[[ Stored data open ]]

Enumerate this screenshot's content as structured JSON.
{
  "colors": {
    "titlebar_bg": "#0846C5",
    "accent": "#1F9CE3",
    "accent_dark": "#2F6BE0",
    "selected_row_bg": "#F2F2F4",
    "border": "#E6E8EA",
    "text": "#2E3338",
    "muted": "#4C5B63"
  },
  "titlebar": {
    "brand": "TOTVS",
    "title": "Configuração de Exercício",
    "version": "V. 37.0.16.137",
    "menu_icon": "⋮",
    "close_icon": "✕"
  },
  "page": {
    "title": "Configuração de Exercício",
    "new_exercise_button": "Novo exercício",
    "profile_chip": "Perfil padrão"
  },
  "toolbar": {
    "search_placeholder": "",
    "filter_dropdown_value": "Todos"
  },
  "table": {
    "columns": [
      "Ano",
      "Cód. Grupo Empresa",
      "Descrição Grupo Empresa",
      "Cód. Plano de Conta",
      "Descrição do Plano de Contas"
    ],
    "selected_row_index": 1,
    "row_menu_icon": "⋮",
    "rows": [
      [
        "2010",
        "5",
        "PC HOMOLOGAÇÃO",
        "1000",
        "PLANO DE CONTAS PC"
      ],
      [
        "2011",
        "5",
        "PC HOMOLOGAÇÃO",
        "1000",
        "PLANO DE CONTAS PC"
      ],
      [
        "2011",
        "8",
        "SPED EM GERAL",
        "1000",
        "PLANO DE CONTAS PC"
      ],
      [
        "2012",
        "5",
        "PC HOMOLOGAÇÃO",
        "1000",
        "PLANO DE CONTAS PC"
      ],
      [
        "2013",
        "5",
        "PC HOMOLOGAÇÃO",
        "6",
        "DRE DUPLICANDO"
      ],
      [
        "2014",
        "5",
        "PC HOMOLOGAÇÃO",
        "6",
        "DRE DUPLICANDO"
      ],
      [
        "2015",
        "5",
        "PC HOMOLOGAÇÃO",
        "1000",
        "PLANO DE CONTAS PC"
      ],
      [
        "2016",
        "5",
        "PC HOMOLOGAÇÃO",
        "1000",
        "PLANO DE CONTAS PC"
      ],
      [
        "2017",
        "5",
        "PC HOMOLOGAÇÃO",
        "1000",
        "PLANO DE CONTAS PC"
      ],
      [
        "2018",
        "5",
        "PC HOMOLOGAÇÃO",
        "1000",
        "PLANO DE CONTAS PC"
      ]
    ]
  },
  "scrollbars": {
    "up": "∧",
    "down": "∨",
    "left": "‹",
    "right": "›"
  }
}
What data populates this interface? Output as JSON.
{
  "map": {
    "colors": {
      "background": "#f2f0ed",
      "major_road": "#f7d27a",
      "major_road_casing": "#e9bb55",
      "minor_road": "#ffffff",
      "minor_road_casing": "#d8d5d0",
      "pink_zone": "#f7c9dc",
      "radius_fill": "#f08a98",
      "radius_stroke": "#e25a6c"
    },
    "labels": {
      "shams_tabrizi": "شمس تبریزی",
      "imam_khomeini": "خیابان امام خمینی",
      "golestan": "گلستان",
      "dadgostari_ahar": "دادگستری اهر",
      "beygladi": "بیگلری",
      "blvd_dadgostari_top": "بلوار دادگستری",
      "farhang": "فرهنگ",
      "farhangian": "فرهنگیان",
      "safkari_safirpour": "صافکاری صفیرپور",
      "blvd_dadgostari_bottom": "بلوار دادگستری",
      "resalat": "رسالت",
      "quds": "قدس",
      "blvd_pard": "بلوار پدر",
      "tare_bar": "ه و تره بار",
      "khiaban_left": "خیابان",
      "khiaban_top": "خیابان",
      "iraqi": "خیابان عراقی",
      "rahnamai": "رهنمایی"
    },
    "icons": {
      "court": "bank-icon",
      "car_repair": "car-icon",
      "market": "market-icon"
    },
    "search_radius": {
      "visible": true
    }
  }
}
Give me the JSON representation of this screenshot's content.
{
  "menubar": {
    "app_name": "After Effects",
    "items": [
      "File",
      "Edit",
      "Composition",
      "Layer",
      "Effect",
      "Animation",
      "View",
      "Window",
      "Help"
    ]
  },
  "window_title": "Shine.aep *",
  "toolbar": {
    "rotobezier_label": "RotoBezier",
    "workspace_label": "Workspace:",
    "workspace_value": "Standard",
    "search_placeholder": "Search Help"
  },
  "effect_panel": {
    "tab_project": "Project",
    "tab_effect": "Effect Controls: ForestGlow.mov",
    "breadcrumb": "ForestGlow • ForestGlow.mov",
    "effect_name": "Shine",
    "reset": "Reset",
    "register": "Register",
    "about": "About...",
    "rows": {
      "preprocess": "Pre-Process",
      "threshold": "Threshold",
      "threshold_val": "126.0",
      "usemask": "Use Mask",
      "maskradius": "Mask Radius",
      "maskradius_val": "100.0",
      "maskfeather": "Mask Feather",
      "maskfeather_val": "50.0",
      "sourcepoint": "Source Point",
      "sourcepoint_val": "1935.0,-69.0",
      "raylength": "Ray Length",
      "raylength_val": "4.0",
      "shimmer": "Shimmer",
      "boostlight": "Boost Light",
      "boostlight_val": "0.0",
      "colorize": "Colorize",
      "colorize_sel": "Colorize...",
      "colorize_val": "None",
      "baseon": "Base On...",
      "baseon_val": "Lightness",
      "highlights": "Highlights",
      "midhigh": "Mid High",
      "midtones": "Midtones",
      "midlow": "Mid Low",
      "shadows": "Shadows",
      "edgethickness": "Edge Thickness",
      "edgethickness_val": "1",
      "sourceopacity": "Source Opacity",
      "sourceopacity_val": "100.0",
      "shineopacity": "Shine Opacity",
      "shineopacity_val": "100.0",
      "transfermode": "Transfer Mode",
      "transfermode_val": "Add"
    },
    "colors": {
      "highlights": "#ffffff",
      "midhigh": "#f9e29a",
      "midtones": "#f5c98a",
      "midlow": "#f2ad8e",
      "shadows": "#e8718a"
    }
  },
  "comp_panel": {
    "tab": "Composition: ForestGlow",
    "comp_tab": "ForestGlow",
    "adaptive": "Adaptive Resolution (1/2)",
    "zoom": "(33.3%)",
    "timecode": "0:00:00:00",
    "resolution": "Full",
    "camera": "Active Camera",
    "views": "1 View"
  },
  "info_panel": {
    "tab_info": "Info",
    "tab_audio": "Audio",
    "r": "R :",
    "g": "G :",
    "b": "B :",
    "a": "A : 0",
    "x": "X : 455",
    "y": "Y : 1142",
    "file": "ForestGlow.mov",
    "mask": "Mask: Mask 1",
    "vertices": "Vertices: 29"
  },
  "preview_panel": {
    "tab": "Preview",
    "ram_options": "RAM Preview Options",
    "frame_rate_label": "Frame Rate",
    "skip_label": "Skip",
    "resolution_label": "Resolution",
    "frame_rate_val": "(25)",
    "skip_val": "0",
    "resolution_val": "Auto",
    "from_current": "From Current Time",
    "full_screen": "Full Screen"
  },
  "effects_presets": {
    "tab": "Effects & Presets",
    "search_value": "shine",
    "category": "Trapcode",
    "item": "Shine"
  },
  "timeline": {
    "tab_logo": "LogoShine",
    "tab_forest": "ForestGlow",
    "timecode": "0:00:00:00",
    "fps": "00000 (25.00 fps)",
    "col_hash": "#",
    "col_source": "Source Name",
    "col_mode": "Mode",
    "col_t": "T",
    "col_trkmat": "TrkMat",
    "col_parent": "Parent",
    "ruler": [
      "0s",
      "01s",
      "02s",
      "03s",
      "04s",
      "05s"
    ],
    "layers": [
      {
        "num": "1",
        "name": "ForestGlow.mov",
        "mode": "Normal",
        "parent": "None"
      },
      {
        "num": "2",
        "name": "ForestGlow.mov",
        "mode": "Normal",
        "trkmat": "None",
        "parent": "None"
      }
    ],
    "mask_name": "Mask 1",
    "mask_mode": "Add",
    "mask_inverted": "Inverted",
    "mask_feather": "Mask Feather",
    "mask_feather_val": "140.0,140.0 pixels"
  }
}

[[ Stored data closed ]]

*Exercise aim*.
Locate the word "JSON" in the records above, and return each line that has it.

*Task answer*.
Enumerate this screenshot's content as structured JSON.
What data populates this interface? Output as JSON.
Give me the JSON representation of this screenshot's content.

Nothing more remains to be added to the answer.